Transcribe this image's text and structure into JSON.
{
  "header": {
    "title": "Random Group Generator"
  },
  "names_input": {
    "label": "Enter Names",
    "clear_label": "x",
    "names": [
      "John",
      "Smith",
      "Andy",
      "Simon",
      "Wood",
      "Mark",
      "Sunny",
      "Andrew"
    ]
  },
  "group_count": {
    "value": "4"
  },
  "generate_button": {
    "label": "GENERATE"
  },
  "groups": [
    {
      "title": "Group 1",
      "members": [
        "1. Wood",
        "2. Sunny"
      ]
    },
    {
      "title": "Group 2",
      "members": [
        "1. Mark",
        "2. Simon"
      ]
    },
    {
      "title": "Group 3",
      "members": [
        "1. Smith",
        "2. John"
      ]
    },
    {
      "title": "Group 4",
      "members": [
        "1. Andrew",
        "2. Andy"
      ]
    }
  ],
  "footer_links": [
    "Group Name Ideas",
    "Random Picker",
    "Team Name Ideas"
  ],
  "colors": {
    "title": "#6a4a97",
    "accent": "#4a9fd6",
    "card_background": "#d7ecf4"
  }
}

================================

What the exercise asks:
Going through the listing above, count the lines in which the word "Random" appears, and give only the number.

Written reply:
2